Call on your representatives to pass ceasefire resolutions and condition future aid to Israel on operating within international humanitarian law. Do not let genocidal narratives go unchallenged, because “never again” starts with each of us, right here, right now.

While we cannot change the Israeli government’s approach, we in the U.S. must choose whether we want our tax dollars and weapons employed to perpetrate these atrocities. I call upon you to get organized and educate each other about the history that led to this situation. Join your local chapter of Jewish Voice for Peace or another group in the South Florida Coalition for Palestine. Teach yourself about the long history of occupation and apartheid leading into the current situation. Learn how attempts at non-violent resistance against Israel’s blockade of Gaza during the Great March of Return were met with IDF violence, killing hundreds and injuring thousands of Palestinians. Let sunlight be our disinfectant as we come together to learn from each other and collectively struggle for a just peace for all.
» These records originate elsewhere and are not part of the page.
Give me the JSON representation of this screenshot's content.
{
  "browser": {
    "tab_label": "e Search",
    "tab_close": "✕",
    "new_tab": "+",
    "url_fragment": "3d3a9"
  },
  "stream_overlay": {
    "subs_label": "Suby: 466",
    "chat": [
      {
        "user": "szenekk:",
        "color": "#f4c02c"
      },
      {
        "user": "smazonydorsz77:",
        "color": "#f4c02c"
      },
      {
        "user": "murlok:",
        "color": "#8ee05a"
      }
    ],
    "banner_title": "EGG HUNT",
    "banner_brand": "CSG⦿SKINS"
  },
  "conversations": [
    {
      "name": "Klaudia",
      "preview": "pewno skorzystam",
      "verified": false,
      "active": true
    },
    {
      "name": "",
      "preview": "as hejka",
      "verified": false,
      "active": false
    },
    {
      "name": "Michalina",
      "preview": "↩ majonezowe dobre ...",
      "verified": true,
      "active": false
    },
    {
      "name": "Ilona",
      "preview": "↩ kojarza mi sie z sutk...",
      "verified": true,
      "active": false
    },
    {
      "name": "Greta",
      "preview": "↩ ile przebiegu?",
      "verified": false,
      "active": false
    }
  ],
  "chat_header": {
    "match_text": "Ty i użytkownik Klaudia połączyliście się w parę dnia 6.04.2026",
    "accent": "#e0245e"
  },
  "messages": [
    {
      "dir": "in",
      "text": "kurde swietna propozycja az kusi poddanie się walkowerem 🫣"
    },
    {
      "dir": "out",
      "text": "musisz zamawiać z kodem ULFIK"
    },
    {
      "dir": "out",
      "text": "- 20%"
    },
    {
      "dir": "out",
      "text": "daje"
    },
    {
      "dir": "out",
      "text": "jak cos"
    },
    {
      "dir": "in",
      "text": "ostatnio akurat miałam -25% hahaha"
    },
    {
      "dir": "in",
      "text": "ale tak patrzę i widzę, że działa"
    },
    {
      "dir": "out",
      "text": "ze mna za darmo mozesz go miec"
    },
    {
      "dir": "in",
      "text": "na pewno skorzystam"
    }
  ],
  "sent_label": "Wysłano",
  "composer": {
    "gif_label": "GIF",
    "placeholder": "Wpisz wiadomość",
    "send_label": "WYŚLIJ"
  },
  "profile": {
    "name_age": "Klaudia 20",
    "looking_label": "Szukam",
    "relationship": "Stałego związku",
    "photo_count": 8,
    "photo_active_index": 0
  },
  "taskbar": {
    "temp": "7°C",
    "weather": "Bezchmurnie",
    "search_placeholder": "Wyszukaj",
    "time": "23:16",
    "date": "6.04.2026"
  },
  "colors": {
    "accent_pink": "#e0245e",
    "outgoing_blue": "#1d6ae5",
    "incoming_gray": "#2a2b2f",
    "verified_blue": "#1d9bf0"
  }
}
Dr. Morgan Gianola is a T32 Postdoctoral Scholar for Behavioral Medicine Research in Cardiovascular Diseases, working under mentors Dr. Maria Llabre and Dr. Neil Schneiderman. He earned his Ph.D. in the Department of Psychology, Cognitive Neuroscience track, at the University of Miami and his Bachelor of Arts in neuroscience and Spanish from Carthage College.